The War in the Pacific
Meaning and Purpose


Public Law 103-197

Memorial Wall

Deaths (Guam)

Injuries (Guam)

Casualties (U.S.)

World War II Memorial to the People of Guam


... the Memorial Wall will honor not only the valor of the soldier, sailor, airman and especially the Marine, but the sacrifice and dignity of our island elders—i manaina-ta—whose own story, courage and contributions have at times not been given the recognition they deserve.

This park, this wall, stands as a great testimony to the courage, heroism and sacrifice of two groups of people who came together in the name of freedom some 50 years ago—one was in uniform and the other was in rags; one used weapons of war and the other used tools for survival; one came in from the sea and the other came down from the hills; one left their families behind and the other tried to keep their families with them; and one liberated the island from without while the other liberated the island from within.

In their meeting, the great historical drama that Guam alone could play came to pass, as U.S. soil was liberated from enemy hands. The very first U.S. soil to be occupied since the War of 1812.

The battle—hardened American servicemen came to Guam concerned about meeting a determined enemy; but these men soon came to understand the special nature of this battle among all those in the Pacific, indeed among all of the battles of World War II. This was a re-occupation, this was a retaking what was once lost, what was once American.
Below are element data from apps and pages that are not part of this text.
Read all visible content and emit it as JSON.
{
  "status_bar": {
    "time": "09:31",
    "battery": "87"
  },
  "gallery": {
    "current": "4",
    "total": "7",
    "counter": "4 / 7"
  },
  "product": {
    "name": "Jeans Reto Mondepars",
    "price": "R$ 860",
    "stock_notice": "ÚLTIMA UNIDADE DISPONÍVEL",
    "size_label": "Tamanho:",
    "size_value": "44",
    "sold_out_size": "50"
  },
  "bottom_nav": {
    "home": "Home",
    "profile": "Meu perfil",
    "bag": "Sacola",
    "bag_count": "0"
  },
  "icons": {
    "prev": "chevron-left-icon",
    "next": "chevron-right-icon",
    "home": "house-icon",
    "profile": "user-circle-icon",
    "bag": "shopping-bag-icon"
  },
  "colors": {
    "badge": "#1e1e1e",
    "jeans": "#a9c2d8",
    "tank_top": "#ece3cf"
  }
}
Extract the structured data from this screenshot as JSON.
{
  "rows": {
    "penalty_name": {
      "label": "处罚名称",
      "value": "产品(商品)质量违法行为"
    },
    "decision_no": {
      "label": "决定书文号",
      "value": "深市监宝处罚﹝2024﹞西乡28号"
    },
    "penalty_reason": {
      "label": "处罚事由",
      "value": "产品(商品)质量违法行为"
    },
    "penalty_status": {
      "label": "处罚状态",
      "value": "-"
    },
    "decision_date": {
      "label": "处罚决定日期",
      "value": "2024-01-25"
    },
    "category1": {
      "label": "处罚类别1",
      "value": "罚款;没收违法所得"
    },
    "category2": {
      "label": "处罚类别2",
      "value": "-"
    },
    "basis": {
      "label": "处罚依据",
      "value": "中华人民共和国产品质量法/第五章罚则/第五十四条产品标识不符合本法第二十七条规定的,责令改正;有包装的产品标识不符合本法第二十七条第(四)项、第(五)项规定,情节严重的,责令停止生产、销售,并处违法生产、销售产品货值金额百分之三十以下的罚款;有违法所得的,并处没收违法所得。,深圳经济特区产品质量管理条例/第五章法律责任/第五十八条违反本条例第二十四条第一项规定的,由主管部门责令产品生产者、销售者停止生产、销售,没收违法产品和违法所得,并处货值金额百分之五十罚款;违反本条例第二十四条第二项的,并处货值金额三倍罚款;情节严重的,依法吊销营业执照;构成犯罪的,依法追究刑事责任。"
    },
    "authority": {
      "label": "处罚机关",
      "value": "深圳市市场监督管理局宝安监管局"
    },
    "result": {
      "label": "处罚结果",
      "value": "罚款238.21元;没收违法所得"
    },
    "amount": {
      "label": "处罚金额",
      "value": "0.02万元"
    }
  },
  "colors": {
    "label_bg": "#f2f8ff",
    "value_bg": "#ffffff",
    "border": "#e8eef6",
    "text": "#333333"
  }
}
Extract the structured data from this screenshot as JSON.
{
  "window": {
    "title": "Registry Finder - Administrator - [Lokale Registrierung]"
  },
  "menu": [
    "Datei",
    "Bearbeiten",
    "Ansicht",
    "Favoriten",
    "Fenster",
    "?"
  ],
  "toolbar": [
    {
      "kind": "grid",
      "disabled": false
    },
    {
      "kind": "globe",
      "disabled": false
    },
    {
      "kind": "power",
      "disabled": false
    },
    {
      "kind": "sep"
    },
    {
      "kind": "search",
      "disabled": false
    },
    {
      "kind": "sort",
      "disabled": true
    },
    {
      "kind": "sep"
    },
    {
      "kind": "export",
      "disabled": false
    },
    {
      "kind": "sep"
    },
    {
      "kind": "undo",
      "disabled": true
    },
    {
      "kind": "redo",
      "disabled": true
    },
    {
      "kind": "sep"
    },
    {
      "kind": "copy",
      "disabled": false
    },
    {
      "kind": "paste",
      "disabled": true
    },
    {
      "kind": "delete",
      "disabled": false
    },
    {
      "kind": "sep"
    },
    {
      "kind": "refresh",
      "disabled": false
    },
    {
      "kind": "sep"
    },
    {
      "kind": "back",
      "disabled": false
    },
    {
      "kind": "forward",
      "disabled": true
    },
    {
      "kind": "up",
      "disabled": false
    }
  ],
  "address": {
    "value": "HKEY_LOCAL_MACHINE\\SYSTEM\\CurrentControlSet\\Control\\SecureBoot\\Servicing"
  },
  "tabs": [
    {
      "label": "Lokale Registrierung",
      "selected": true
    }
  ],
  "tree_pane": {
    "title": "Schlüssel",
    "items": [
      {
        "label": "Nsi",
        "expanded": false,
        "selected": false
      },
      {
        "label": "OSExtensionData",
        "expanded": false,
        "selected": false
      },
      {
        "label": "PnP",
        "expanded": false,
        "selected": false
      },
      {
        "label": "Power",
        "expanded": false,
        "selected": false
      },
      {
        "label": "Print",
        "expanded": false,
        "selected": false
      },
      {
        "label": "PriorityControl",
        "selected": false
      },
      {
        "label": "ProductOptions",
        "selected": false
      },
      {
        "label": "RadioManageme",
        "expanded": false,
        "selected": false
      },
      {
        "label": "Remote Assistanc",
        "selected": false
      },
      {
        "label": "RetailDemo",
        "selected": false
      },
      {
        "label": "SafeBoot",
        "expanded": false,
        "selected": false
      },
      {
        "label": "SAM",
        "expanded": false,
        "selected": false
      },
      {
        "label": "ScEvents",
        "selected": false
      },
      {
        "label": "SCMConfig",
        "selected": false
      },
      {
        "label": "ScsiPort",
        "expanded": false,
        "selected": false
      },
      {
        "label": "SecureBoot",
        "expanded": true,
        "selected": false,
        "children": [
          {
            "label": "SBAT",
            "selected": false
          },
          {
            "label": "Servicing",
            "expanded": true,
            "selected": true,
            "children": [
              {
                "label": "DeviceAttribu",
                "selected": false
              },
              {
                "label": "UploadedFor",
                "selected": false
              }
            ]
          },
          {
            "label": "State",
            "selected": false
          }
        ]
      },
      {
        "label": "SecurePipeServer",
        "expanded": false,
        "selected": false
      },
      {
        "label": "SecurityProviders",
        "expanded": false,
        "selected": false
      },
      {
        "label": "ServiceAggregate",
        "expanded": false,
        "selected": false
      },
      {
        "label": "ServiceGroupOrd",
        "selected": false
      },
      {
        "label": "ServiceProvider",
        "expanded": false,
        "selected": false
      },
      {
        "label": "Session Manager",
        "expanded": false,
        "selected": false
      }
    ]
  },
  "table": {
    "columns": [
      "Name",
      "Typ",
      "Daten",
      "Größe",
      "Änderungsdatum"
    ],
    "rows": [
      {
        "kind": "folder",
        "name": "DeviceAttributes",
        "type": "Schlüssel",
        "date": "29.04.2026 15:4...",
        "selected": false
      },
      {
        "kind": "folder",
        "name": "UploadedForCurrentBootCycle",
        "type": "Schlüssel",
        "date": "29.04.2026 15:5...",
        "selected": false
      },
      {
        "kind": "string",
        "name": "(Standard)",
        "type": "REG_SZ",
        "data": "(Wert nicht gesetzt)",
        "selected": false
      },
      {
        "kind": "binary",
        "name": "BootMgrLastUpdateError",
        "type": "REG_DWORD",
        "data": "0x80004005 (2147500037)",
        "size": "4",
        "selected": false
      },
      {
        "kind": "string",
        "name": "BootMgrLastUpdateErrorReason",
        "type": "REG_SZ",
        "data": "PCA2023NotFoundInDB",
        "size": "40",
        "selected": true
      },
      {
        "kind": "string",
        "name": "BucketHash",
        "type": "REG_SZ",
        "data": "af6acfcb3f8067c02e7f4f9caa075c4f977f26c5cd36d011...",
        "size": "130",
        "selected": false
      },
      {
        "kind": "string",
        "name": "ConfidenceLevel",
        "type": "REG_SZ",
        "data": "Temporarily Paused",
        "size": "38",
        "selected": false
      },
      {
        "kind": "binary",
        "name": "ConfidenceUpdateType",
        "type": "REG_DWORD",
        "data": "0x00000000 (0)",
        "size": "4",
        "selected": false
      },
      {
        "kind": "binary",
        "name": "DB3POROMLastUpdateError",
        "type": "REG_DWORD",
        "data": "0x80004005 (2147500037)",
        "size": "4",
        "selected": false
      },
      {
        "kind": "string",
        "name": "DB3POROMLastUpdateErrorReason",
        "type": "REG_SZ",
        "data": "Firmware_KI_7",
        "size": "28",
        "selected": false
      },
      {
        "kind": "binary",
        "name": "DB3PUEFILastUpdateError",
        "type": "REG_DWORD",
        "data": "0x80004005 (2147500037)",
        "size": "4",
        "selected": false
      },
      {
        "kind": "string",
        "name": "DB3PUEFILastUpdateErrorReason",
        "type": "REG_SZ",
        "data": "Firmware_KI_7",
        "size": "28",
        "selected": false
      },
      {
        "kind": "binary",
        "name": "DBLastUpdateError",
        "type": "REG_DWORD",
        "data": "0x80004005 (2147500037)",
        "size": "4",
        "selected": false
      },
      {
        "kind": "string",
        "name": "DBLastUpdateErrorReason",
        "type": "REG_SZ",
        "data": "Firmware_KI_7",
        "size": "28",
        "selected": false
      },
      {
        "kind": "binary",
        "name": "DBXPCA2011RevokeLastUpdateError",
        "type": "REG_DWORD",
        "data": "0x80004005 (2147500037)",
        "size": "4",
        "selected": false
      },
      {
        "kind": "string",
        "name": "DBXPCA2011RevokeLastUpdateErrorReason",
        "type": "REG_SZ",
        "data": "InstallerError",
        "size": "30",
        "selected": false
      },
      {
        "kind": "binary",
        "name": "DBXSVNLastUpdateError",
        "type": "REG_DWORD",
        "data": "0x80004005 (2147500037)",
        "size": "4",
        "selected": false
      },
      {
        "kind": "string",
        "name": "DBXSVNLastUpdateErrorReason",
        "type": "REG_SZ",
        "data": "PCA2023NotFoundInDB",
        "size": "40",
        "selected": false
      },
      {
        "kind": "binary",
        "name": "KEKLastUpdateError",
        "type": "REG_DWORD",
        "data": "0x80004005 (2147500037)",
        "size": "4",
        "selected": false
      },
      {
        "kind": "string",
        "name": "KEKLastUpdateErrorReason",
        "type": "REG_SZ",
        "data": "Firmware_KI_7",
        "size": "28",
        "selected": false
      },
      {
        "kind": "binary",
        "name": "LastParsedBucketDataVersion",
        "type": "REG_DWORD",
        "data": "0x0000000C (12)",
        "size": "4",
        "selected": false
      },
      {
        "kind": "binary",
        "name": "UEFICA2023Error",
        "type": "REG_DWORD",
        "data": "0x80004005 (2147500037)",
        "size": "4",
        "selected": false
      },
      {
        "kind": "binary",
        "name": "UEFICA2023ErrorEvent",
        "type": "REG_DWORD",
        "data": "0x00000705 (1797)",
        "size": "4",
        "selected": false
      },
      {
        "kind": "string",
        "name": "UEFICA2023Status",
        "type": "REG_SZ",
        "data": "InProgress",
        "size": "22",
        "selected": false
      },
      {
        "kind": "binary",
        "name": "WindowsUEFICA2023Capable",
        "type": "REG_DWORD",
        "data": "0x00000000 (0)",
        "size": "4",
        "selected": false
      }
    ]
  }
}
And as they saw our people come down from the hills, they broke down, and they openly wept as they saw Guam's children display hand-made American flags, imperfect in their design, yet perfectly clear in their representation.

Excerpt from Delegate Underwood's Speech
National Park Memorial Wall Dedication, July 19, 1994, Guam